Kuyper not only split the church but opened fundamental questions about the identity and mission of his own movement, of the Reformed tradition, of the whole nation, Bratt writes.
In my opinion, I do not see this church split promoted by Kuyper as merely a negative event. Rather, although radical, this difficult event opened the door for the Dutch Reformed church to look for renewal from within.
An interesting fact was that the Doleantie resembled Kuyper’s agenda of 1869. Such agenda dealt with his Kuyper’s vision for education and school. For Bratt, “the Doleantie was the radicalized form of the Calvinistic agenda for school – and church – reform that Kuyper had first unveiled in Utrecht in 1869, elaborated into a systematic program a decade later, and now put into direct action.” (p. 157) Bratt suggests a significant point here: Kuyper’s project was not new. Instead, it had been reshaped and improved. This should not be a surprise considering Kuyper’s belief that the Dutch church seemed to be blind (Cf. p. 158). He wanted to challenge the status quo. For Kuyper, church reformation was not only a matter of doctrine. His vision was broader. The reform dealt with church structure, organization, hierarchy, and church renewal. Although Kuyper’s Doleantie was found at the end as a fellowship and not to represent the former Dutch Reformed Church, this fact did not stop Kuyper from promoting his vision. Kuyper ended with a church denomination, which eventually merged with the Christian Reformed Church of the Netherlands.

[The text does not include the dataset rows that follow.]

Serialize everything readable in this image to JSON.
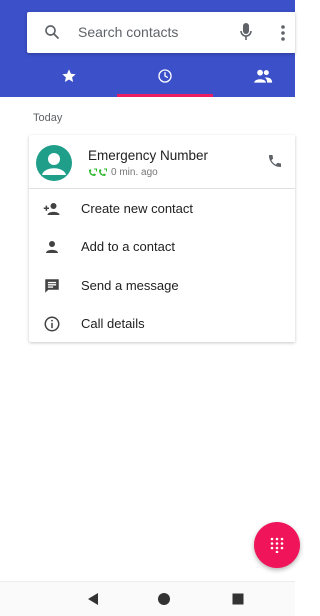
{
  "search": {
    "placeholder": "Search contacts",
    "icons": [
      "search-icon",
      "mic-icon",
      "more-vert-icon"
    ]
  },
  "tabs": [
    {
      "name": "favorites",
      "icon": "star-icon",
      "selected": false
    },
    {
      "name": "recents",
      "icon": "clock-icon",
      "selected": true
    },
    {
      "name": "contacts",
      "icon": "people-icon",
      "selected": false
    }
  ],
  "colors": {
    "appbar": "#3b50c9",
    "indicator": "#e91e63",
    "avatar": "#1f9e8a",
    "call_type": "#2eb82e",
    "fab": "#f0145a"
  },
  "call_log": {
    "section_header": "Today",
    "entry": {
      "name": "Emergency Number",
      "time": "0 min. ago",
      "call_type_icons": [
        "outgoing-call-icon",
        "outgoing-call-icon"
      ]
    },
    "actions": [
      {
        "label": "Create new contact",
        "icon": "person-add-icon"
      },
      {
        "label": "Add to a contact",
        "icon": "person-icon"
      },
      {
        "label": "Send a message",
        "icon": "message-icon"
      },
      {
        "label": "Call details",
        "icon": "info-icon"
      }
    ]
  },
  "fab": {
    "icon": "dialpad-icon"
  },
  "navigation": {
    "buttons": [
      "back-icon",
      "home-icon",
      "recents-icon"
    ]
  }
}
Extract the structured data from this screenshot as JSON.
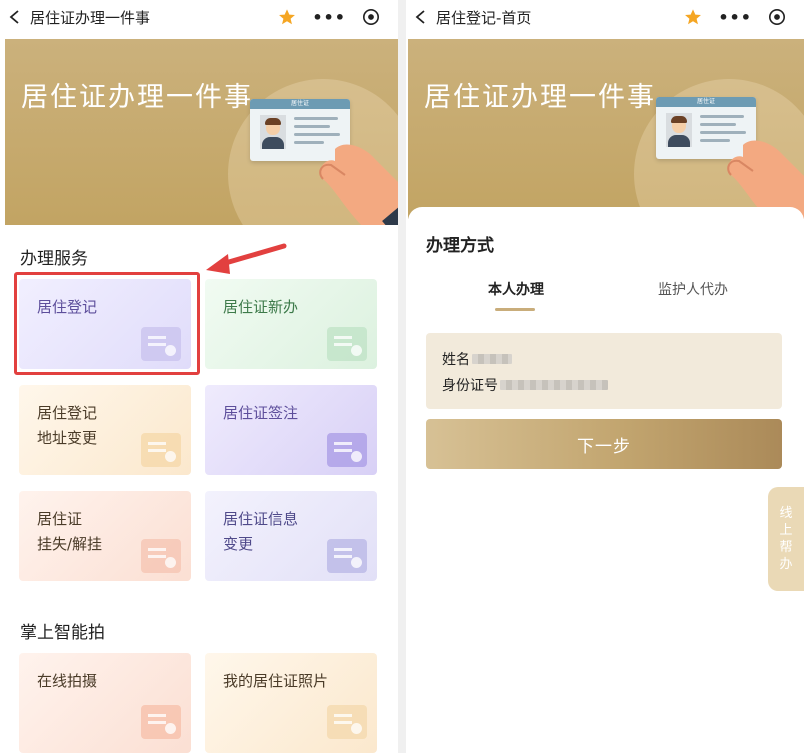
{
  "left": {
    "nav": {
      "title": "居住证办理一件事"
    },
    "banner": {
      "title": "居住证办理一件事",
      "card_label": "居住证"
    },
    "section1": "办理服务",
    "tiles": [
      {
        "l1": "居住登记",
        "l2": ""
      },
      {
        "l1": "居住证新办",
        "l2": ""
      },
      {
        "l1": "居住登记",
        "l2": "地址变更"
      },
      {
        "l1": "居住证签注",
        "l2": ""
      },
      {
        "l1": "居住证",
        "l2": "挂失/解挂"
      },
      {
        "l1": "居住证信息",
        "l2": "变更"
      }
    ],
    "section2": "掌上智能拍",
    "tiles2": [
      {
        "l1": "在线拍摄"
      },
      {
        "l1": "我的居住证照片"
      }
    ]
  },
  "right": {
    "nav": {
      "title": "居住登记-首页"
    },
    "banner": {
      "title": "居住证办理一件事",
      "card_label": "居住证"
    },
    "sheet_title": "办理方式",
    "tabs": [
      "本人办理",
      "监护人代办"
    ],
    "name_label": "姓名",
    "id_label": "身份证号",
    "next_button": "下一步",
    "help_chars": [
      "线",
      "上",
      "帮",
      "办"
    ]
  },
  "colors": {
    "accent_gold": "#c2a463",
    "highlight_red": "#e2403f",
    "star": "#f5a623"
  },
  "icons": [
    "back-arrow-icon",
    "star-icon",
    "more-icon",
    "target-icon",
    "camera-icon",
    "photo-icon"
  ]
}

Now, perhaps Kuyper’s church reform failed. In part it did. In part, it did not. By Kuyper’s original hopes, his project fell far short. However, Kuyper’s assessment of the Dutch Reformed Church was right in many respects. I think the Doleantie’s merger with the Christian Reformed Church demonstrates Kuyper’s project succeeded, at least partly. The cost was extremely high.
The Doleantie issue raises the question of Kuyper as a theologian. As Bratt correctly recognizes, the source of Kuyper’s theology is his understanding of the church (p. 172). His notion of the church as organism prevented Kuyper of considering the church as a static institution that did not experience change, especially when those changes were related to the cultural dimension of the church. Not surprisingly, Bratt identifies Kuyper as a “theologian [working] under the rubric of the three C’s” – the church, culture, and Calvinism. (p. 172). One must note, however, that Kuyper’s theology was influenced by other theologians as well. Schleiermacher, for example, influenced Kuyper with his notion of the church as a free and voluntary community (p. 174). Calvin’s teaching, of course, played a significant role as well. “With all Calvinists, he espoused a robust Trinitarianism, a radical theocentricity. and an overriding concern with the redemptive work of Christ,” Bratt writes (p. 173).
Perhaps, the most important topic related to Kuyper’s role as a theologian was his development of the idea of the church as an organism. This notion allowed Kuyper to elevate the church more by contrasting the body of Christ who is witnessing in their everyday vocations vs. the institutional church (the church on earth as we know it).
*All references are taken from Bratt, James D. Abraham Kuyper: Modern Calvinist, Christian Democrat (Grand Rapids, MI: Eerdmans, 2013).